By Matt de Simone
On December 9, the Virginia Department of Historic Resources (DHR) added the Greenfield kitchen and slave quarters in Daleville to their historic register.
The Greenfield Kitchen and Quarters are two log buildings of significance that formerly stood at the center of the historical Greenfield property, an extensive plantation in Botetourt County established in the mid-1700s by Colonel William Preston.
Botetourt’s Historic Greenfield is a bucolic 29-acre site in Amsterdam, located at the eastern edge of the 18th century plantation of Colonel William Preston (1729-1783). Preston was an influential political and military leader of the Virginia colony. His Greenfield plantation in Botetourt County was the cultural, economic, and political center of the Virginia frontier.
The preservation site includes three rare antebellum log structures, two of which were part of the enslaved community at Greenfield. In the immediate surroundings of the preservation site, there are archaeological sites containing evidence of early Native American settlements. The area also includes two historically significant cemeteries, and the remains of “The Jefferson Gardens,” a terraced garden thought to have been built by William Preston’s heirs in the late nineteenth century.

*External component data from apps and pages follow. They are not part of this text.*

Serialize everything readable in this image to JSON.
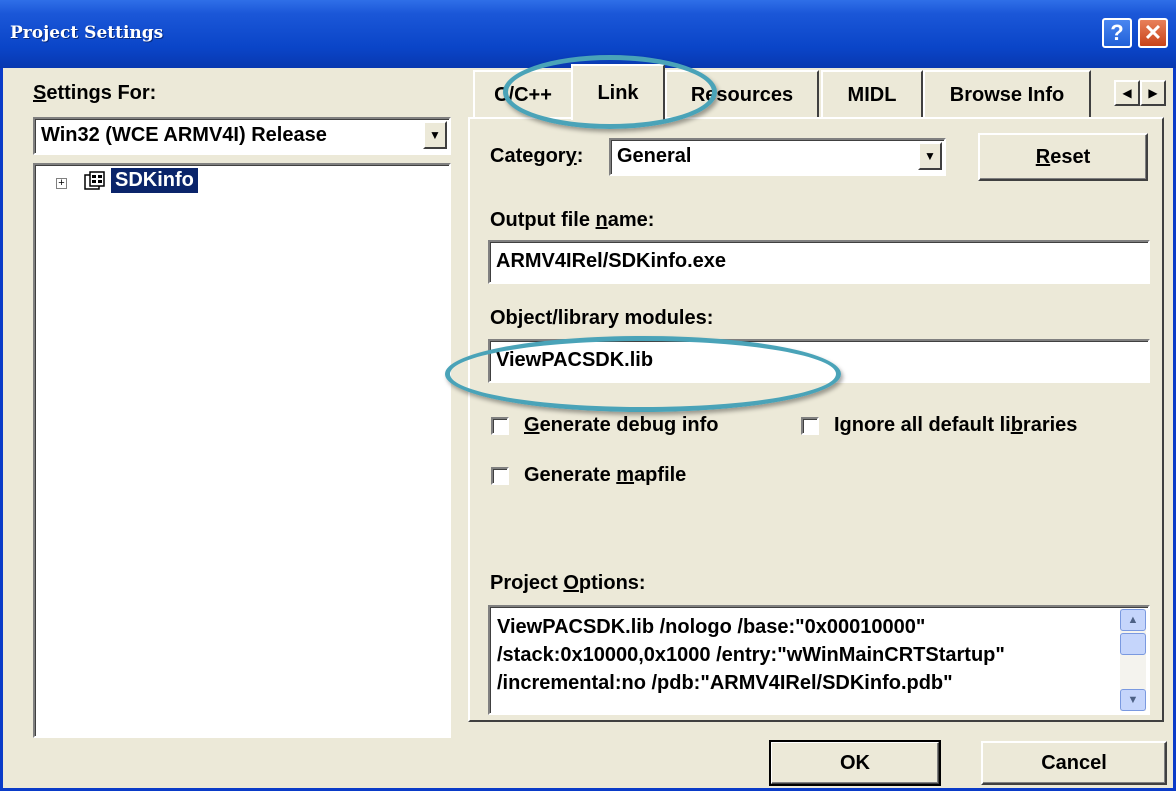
{
  "window": {
    "title": "Project Settings",
    "help_label": "?",
    "close_label": "✕"
  },
  "left": {
    "settings_for_prefix": "S",
    "settings_for_rest": "ettings For:",
    "config_value": "Win32 (WCE ARMV4I) Release",
    "tree": {
      "expander": "+",
      "project_label": "SDKinfo"
    }
  },
  "tabs": [
    {
      "label": "C/C++"
    },
    {
      "label": "Link"
    },
    {
      "label": "Resources"
    },
    {
      "label": "MIDL"
    },
    {
      "label": "Browse Info"
    }
  ],
  "tab_scroll": {
    "left": "◀",
    "right": "▶"
  },
  "link": {
    "category_pre": "Categor",
    "category_u": "y",
    "category_post": ":",
    "category_value": "General",
    "reset_pre": "",
    "reset_u": "R",
    "reset_post": "eset",
    "output_pre": "Output file ",
    "output_u": "n",
    "output_post": "ame:",
    "output_value": "ARMV4IRel/SDKinfo.exe",
    "objlib_label": "Object/library modules:",
    "objlib_value": "ViewPACSDK.lib",
    "debug_u": "G",
    "debug_post": "enerate debug info",
    "ignore_pre": "Ignore all default li",
    "ignore_u": "b",
    "ignore_post": "raries",
    "mapfile_pre": "Generate ",
    "mapfile_u": "m",
    "mapfile_post": "apfile",
    "options_pre": "Project ",
    "options_u": "O",
    "options_post": "ptions:",
    "options_lines": [
      "ViewPACSDK.lib /nologo /base:\"0x00010000\"",
      "/stack:0x10000,0x1000 /entry:\"wWinMainCRTStartup\"",
      "/incremental:no /pdb:\"ARMV4IRel/SDKinfo.pdb\""
    ]
  },
  "footer": {
    "ok_label": "OK",
    "cancel_label": "Cancel"
  },
  "annotations": {
    "color": "#4aa3b8"
  }
}
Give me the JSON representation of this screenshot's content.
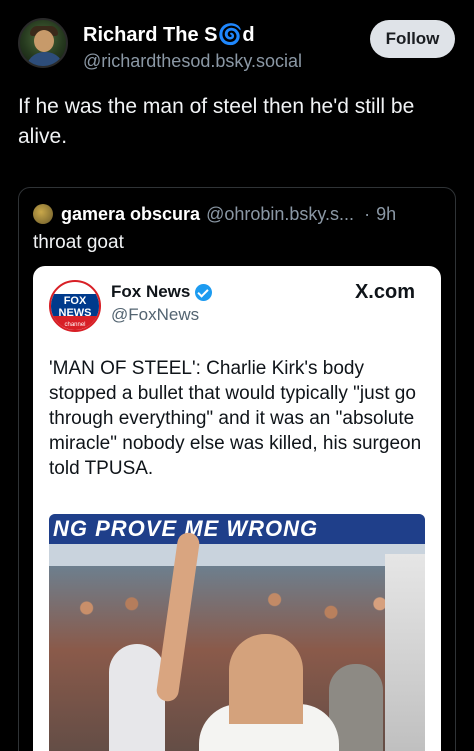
{
  "post": {
    "display_name": "Richard The S🌀d",
    "handle": "@richardthesod.bsky.social",
    "follow_label": "Follow",
    "text": "If he was the man of steel then he'd still be alive."
  },
  "quote": {
    "name": "gamera obscura",
    "handle": "@ohrobin.bsky.s...",
    "separator": "·",
    "time": "9h",
    "text": "throat goat"
  },
  "embed": {
    "logo_text": "FOX NEWS",
    "logo_sub": "channel",
    "name": "Fox News",
    "handle": "@FoxNews",
    "source": "X.com",
    "text": "'MAN OF STEEL': Charlie Kirk's body stopped a bullet that would typically \"just go through everything\" and it was an \"absolute miracle\" nobody else was killed, his surgeon told TPUSA.",
    "photo_banner": "NG PROVE ME WRONG"
  }
}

Botetourt County began the development of the Botetourt Center industrial park in the late 1990’s. Part of the Greenfield historical site (the kitchen and slave quarters) relocated, fully intact, to the Bowyer-Holladay House site on the property five years ago. The kitchen and quarters remain as the only surviving buildings at Greenfield.
For anyone looking to donate to the project, donations to Historic Greenfield are administered by the Botetourt County Treasurer’s Office. Checks should be written to “Historic Greenfield, Botetourt County.” Donations may be deductible on federal and state income taxes.